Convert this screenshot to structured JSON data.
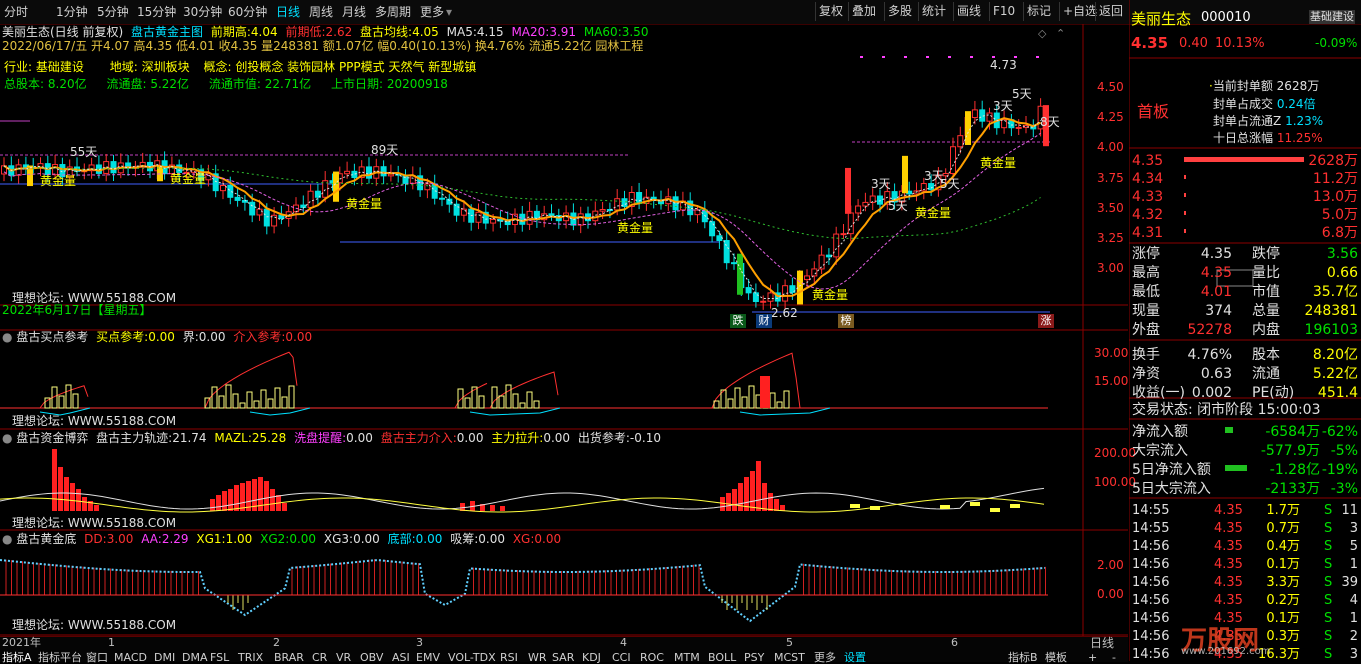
{
  "toolbar": {
    "periods": [
      "分时",
      "1分钟",
      "5分钟",
      "15分钟",
      "30分钟",
      "60分钟",
      "日线",
      "周线",
      "月线",
      "多周期",
      "更多"
    ],
    "active": "日线",
    "right": [
      "复权",
      "叠加",
      "多股",
      "统计",
      "画线",
      "F10",
      "标记",
      "+自选",
      "返回"
    ]
  },
  "header": {
    "stock_title": "美丽生态(日线 前复权)",
    "indicator_name": "盘古黄金主图",
    "prev_high_label": "前期高:",
    "prev_high": "4.04",
    "prev_low_label": "前期低:",
    "prev_low": "2.62",
    "avg_label": "盘古均线:",
    "avg": "4.05",
    "ma5_label": "MA5:",
    "ma5": "4.15",
    "ma20_label": "MA20:",
    "ma20": "3.91",
    "ma60_label": "MA60:",
    "ma60": "3.50",
    "ohlc_line": "2022/06/17/五 开4.07 高4.35 低4.01 收4.35 量248381 额1.07亿 幅0.40(10.13%) 换4.76% 流通5.22亿 园林工程",
    "industry_label": "行业:",
    "industry": "基础建设",
    "region_label": "地域:",
    "region": "深圳板块",
    "concept_label": "概念:",
    "concept": "创投概念 装饰园林 PPP模式 天然气 新型城镇",
    "total_shares_label": "总股本:",
    "total_shares": "8.20亿",
    "float_label": "流通盘:",
    "float": "5.22亿",
    "float_mv_label": "流通市值:",
    "float_mv": "22.71亿",
    "ipo_label": "上市日期:",
    "ipo": "20200918"
  },
  "main_chart": {
    "forum": "理想论坛: WWW.55188.COM",
    "date_stamp": "2022年6月17日【星期五】",
    "annotations": [
      "55天",
      "89天",
      "3天",
      "5天",
      "8天",
      "3天",
      "5天",
      "3天",
      "5天",
      "4.73",
      "2.62"
    ],
    "gold_label": "黄金量",
    "badges": [
      "跌",
      "财",
      "榜",
      "涨"
    ],
    "y_ticks": [
      "4.50",
      "4.25",
      "4.00",
      "3.75",
      "3.50",
      "3.25",
      "3.00"
    ]
  },
  "panel1": {
    "name": "盘古买点参考",
    "v1_label": "买点参考:",
    "v1": "0.00",
    "v2_label": "界:",
    "v2": "0.00",
    "v3_label": "介入参考:",
    "v3": "0.00",
    "forum": "理想论坛: WWW.55188.COM",
    "y_ticks": [
      "30.00",
      "15.00"
    ]
  },
  "panel2": {
    "name": "盘古资金博弈",
    "v1_label": "盘古主力轨迹:",
    "v1": "21.74",
    "v2_label": "MAZL:",
    "v2": "25.28",
    "v3_label": "洗盘提醒:",
    "v3": "0.00",
    "v4_label": "盘古主力介入:",
    "v4": "0.00",
    "v5_label": "主力拉升:",
    "v5": "0.00",
    "v6_label": "出货参考:",
    "v6": "-0.10",
    "forum": "理想论坛: WWW.55188.COM",
    "y_ticks": [
      "200.00",
      "100.00"
    ]
  },
  "panel3": {
    "name": "盘古黄金底",
    "v1_label": "DD:",
    "v1": "3.00",
    "v2_label": "AA:",
    "v2": "2.29",
    "v3_label": "XG1:",
    "v3": "1.00",
    "v4_label": "XG2:",
    "v4": "0.00",
    "v5_label": "XG3:",
    "v5": "0.00",
    "v6_label": "底部:",
    "v6": "0.00",
    "v7_label": "吸筹:",
    "v7": "0.00",
    "v8_label": "XG:",
    "v8": "0.00",
    "forum": "理想论坛: WWW.55188.COM",
    "y_ticks": [
      "2.00",
      "0.00"
    ]
  },
  "time_axis": [
    "2021年",
    "1",
    "2",
    "3",
    "4",
    "5",
    "6"
  ],
  "period_label": "日线",
  "bottom_tabs": [
    "指标A",
    "指标平台",
    "窗口",
    "MACD",
    "DMI",
    "DMA",
    "FSL",
    "TRIX",
    "BRAR",
    "CR",
    "VR",
    "OBV",
    "ASI",
    "EMV",
    "VOL-TDX",
    "RSI",
    "WR",
    "SAR",
    "KDJ",
    "CCI",
    "ROC",
    "MTM",
    "BOLL",
    "PSY",
    "MCST",
    "更多",
    "设置"
  ],
  "bottom_right": [
    "指标B",
    "模板"
  ],
  "quote": {
    "name": "美丽生态",
    "code": "000010",
    "sector_btn": "基础建设",
    "price": "4.35",
    "change": "0.40",
    "pct": "10.13%",
    "sector_pct": "-0.09%",
    "board": "首板",
    "seal_amt_label": "当前封单额",
    "seal_amt": "2628万",
    "seal_ratio_label": "封单占成交",
    "seal_ratio": "0.24倍",
    "seal_float_label": "封单占流通Z",
    "seal_float": "1.23%",
    "ten_day_label": "十日总涨幅",
    "ten_day": "11.25%",
    "bids": [
      {
        "p": "4.35",
        "v": "2628万",
        "w": 1.0
      },
      {
        "p": "4.34",
        "v": "11.2万",
        "w": 0.0
      },
      {
        "p": "4.33",
        "v": "13.0万",
        "w": 0.0
      },
      {
        "p": "4.32",
        "v": "5.0万",
        "w": 0.0
      },
      {
        "p": "4.31",
        "v": "6.8万",
        "w": 0.0
      }
    ],
    "stats": [
      [
        "涨停",
        "4.35",
        "跌停",
        "3.56"
      ],
      [
        "最高",
        "4.35",
        "量比",
        "0.66"
      ],
      [
        "最低",
        "4.01",
        "市值",
        "35.7亿"
      ],
      [
        "现量",
        "374",
        "总量",
        "248381"
      ],
      [
        "外盘",
        "52278",
        "内盘",
        "196103"
      ],
      [
        "换手",
        "4.76%",
        "股本",
        "8.20亿"
      ],
      [
        "净资",
        "0.63",
        "流通",
        "5.22亿"
      ],
      [
        "收益(一)",
        "0.002",
        "PE(动)",
        "451.4"
      ]
    ],
    "trade_status": "交易状态: 闭市阶段 15:00:03",
    "flows": [
      [
        "净流入额",
        "-6584万",
        "-62%"
      ],
      [
        "大宗流入",
        "-577.9万",
        "-5%"
      ],
      [
        "5日净流入额",
        "-1.28亿",
        "-19%"
      ],
      [
        "5日大宗流入",
        "-2133万",
        "-3%"
      ]
    ],
    "ticks": [
      [
        "14:55",
        "4.35",
        "1.7万",
        "S",
        "11"
      ],
      [
        "14:55",
        "4.35",
        "0.7万",
        "S",
        "3"
      ],
      [
        "14:56",
        "4.35",
        "0.4万",
        "S",
        "5"
      ],
      [
        "14:56",
        "4.35",
        "0.1万",
        "S",
        "1"
      ],
      [
        "14:56",
        "4.35",
        "3.3万",
        "S",
        "39"
      ],
      [
        "14:56",
        "4.35",
        "0.2万",
        "S",
        "4"
      ],
      [
        "14:56",
        "4.35",
        "0.1万",
        "S",
        "1"
      ],
      [
        "14:56",
        "4.35",
        "0.3万",
        "S",
        "2"
      ],
      [
        "14:56",
        "4.35",
        "16.3万",
        "S",
        "3"
      ]
    ],
    "watermark": "万股网",
    "watermark_url": "www.201692.com"
  }
}
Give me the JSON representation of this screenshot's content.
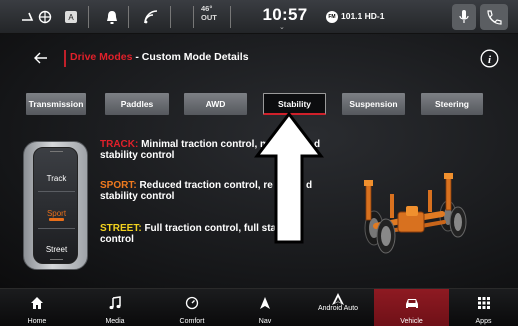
{
  "status_bar": {
    "outside_temp": "46°",
    "outside_label": "OUT",
    "clock": "10:57",
    "radio_badge": "FM",
    "radio_station": "101.1 HD-1"
  },
  "header": {
    "parent": "Drive Modes",
    "separator": " - ",
    "title": "Custom Mode Details"
  },
  "tabs": [
    {
      "label": "Transmission",
      "active": false
    },
    {
      "label": "Paddles",
      "active": false
    },
    {
      "label": "AWD",
      "active": false
    },
    {
      "label": "Stability",
      "active": true
    },
    {
      "label": "Suspension",
      "active": false
    },
    {
      "label": "Steering",
      "active": false
    }
  ],
  "mode_selector": {
    "options": [
      "Track",
      "Sport",
      "Street"
    ],
    "selected": "Sport"
  },
  "descriptions": [
    {
      "mode": "TRACK:",
      "text": " Minimal traction control, m",
      "line2": "stability control",
      "color": "#e0202a"
    },
    {
      "mode": "SPORT:",
      "text": " Reduced traction control, re",
      "line2": "stability control",
      "color": "#f07a1e"
    },
    {
      "mode": "STREET:",
      "text": " Full traction control, full stability",
      "line2": "control",
      "color": "#f2d21e"
    }
  ],
  "partial_letters": {
    "track_tail": "d",
    "sport_tail": "d"
  },
  "nav": [
    {
      "label": "Home",
      "icon": "home-icon",
      "active": false
    },
    {
      "label": "Media",
      "icon": "music-note-icon",
      "active": false
    },
    {
      "label": "Comfort",
      "icon": "comfort-dial-icon",
      "active": false
    },
    {
      "label": "Nav",
      "icon": "navigation-arrow-icon",
      "active": false
    },
    {
      "label": "Android Auto",
      "icon": "android-auto-icon",
      "active": false
    },
    {
      "label": "Vehicle",
      "icon": "car-icon",
      "active": true
    },
    {
      "label": "Apps",
      "icon": "apps-grid-icon",
      "active": false
    }
  ],
  "colors": {
    "accent_red": "#e0202a",
    "track": "#e0202a",
    "sport": "#f07a1e",
    "street": "#f2d21e",
    "active_nav": "#8e1a22"
  }
}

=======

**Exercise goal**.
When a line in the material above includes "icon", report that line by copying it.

**Solved problem**.
      "icon": "home-icon",
      "icon": "music-note-icon",
      "icon": "comfort-dial-icon",
      "icon": "navigation-arrow-icon",
      "icon": "android-auto-icon",
      "icon": "car-icon",
      "icon": "apps-grid-icon",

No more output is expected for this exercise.